Two recent scientific studies show that users of psychedelics are not at increased risk of developing mental health problems.
Classic psychedelics: LSD, psilocybin and mescaline
Both studies use data from large USA population surveys. The first study is by Norwegian psychologists Pål-Ørjan Johansen and Teri Suzanne Krebs. They found that 14% of the 135.000 people who took part in the survey had ever used any of the three ‘classic’ psychedelics: LSD, psilocybin and mescaline.
These psychedelic users were found not to be at increased risk of developing mental-health problems such as schizophrenia, psychosis, depression, anxiety disorders and suicide attempts.
Lower suicide rates
The second study of behavioural pharmacologist Matthew Johnson of the John Hopkins University in Baltimore, Maryland looked at 190.000 respondents. He also found that the classic psychedelics were not associated with adverse mental-health outcomes.
To the contrary: people who had used LSD and psilocybin were found to have lower lifetime rates of suicidal thoughts and attempts.
Acid casualty myth debunked
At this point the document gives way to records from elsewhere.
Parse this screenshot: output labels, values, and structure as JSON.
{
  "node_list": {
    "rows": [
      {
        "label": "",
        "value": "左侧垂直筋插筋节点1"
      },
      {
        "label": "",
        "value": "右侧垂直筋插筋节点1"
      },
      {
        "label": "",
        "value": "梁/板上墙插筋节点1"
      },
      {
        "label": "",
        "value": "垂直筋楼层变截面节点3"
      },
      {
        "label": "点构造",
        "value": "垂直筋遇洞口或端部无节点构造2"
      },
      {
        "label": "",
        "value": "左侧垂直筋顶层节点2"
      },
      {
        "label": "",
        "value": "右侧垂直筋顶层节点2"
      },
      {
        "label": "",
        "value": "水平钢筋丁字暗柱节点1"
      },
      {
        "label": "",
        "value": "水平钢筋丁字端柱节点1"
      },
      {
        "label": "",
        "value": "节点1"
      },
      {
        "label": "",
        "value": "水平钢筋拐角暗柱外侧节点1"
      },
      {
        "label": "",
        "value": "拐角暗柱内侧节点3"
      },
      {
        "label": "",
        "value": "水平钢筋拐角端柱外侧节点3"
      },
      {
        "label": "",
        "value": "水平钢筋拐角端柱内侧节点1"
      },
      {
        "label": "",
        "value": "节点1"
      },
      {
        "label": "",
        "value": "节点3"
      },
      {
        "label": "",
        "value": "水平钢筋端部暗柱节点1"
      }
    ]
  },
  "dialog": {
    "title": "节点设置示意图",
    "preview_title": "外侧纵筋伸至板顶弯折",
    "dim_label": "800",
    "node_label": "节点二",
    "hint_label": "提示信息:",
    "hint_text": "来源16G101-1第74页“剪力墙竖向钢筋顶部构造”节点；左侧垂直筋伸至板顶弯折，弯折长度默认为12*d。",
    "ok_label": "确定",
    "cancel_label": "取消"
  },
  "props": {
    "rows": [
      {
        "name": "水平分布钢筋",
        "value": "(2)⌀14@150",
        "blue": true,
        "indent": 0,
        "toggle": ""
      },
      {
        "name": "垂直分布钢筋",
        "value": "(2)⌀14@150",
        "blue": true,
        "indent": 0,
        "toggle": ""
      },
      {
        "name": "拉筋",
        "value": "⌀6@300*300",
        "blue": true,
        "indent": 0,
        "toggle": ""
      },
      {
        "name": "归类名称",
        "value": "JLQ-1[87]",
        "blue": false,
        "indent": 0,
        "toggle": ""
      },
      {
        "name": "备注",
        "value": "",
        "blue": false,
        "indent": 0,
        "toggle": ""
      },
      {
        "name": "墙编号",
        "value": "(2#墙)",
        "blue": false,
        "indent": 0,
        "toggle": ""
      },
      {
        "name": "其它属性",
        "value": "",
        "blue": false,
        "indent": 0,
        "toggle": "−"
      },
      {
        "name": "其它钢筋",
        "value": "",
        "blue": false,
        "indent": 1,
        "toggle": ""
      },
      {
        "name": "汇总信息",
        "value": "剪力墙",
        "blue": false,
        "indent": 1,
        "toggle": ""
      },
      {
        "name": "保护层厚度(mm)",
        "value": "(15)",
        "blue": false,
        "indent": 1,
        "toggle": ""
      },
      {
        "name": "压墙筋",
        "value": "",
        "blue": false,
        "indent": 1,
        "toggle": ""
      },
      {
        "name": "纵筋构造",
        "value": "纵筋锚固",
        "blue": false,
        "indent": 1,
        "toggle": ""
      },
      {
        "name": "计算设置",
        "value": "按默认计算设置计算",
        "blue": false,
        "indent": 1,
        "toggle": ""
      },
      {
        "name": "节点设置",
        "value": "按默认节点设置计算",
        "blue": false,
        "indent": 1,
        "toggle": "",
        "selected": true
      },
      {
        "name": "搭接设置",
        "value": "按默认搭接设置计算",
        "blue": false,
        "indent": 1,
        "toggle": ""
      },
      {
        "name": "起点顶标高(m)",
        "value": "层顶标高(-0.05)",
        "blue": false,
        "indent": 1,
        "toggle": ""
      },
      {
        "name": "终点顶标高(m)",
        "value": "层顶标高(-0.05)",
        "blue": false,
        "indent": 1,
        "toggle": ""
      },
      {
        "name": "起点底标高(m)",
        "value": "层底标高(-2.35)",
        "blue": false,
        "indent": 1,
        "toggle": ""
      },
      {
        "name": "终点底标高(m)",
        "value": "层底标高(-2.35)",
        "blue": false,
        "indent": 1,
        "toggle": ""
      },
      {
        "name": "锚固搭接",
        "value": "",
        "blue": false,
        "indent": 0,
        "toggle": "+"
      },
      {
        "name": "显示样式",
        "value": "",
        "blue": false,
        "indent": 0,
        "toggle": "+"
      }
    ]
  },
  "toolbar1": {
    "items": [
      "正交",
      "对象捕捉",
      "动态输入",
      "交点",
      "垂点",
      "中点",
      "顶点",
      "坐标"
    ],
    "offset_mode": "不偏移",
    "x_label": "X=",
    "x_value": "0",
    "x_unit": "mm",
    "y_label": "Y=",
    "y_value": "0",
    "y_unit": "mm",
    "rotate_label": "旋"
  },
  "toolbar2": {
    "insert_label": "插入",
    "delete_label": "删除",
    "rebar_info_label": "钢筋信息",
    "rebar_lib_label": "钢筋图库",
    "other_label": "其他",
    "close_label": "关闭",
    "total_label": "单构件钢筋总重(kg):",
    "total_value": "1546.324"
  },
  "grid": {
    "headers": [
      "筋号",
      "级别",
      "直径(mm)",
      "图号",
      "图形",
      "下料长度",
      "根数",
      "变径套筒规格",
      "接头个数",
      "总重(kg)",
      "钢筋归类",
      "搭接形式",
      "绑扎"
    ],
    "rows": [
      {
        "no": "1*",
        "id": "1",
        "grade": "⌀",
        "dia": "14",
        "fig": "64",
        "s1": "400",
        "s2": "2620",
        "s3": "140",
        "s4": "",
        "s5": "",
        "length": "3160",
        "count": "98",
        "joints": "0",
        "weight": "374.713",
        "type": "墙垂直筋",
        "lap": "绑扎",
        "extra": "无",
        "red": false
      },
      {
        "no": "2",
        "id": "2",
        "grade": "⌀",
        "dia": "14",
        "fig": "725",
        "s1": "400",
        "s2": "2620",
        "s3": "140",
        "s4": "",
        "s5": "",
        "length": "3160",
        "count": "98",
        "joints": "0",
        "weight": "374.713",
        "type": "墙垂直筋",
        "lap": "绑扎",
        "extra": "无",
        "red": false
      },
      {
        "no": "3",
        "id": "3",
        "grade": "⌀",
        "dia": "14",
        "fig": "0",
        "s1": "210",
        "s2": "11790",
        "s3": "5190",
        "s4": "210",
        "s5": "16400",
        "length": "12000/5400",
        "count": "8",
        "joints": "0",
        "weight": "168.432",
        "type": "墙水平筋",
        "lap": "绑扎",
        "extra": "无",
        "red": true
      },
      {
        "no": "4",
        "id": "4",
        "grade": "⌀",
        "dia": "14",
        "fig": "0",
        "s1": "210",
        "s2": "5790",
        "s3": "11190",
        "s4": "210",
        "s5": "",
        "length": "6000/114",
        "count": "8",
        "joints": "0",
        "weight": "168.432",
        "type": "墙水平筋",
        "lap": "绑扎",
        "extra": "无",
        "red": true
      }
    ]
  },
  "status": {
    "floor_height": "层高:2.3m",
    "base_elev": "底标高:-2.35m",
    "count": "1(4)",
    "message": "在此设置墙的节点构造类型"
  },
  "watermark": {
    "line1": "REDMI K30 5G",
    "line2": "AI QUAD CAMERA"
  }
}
The studies debunk the myth that psychedelics can lead to psychosis. In the 1960s widespread reports of so-called “acid casualties” were mainstream news. According to researcher Krebs psychedelics can be psychologically intense nevertheless.
Her colleague Charles Grob, a long-term advocate of psychedelic therapy, points out that in individual cases adverse effects might occur. It’s rare, but some psychedelic users suffer from hallucinogen persisting perception disorder (HPPD): a ‘trip’ that never seems to end.
They perceive incessant distortions in the visual field, shimmering lights and coloured dots. However, the disorder also occurs in people that never used psychedelics.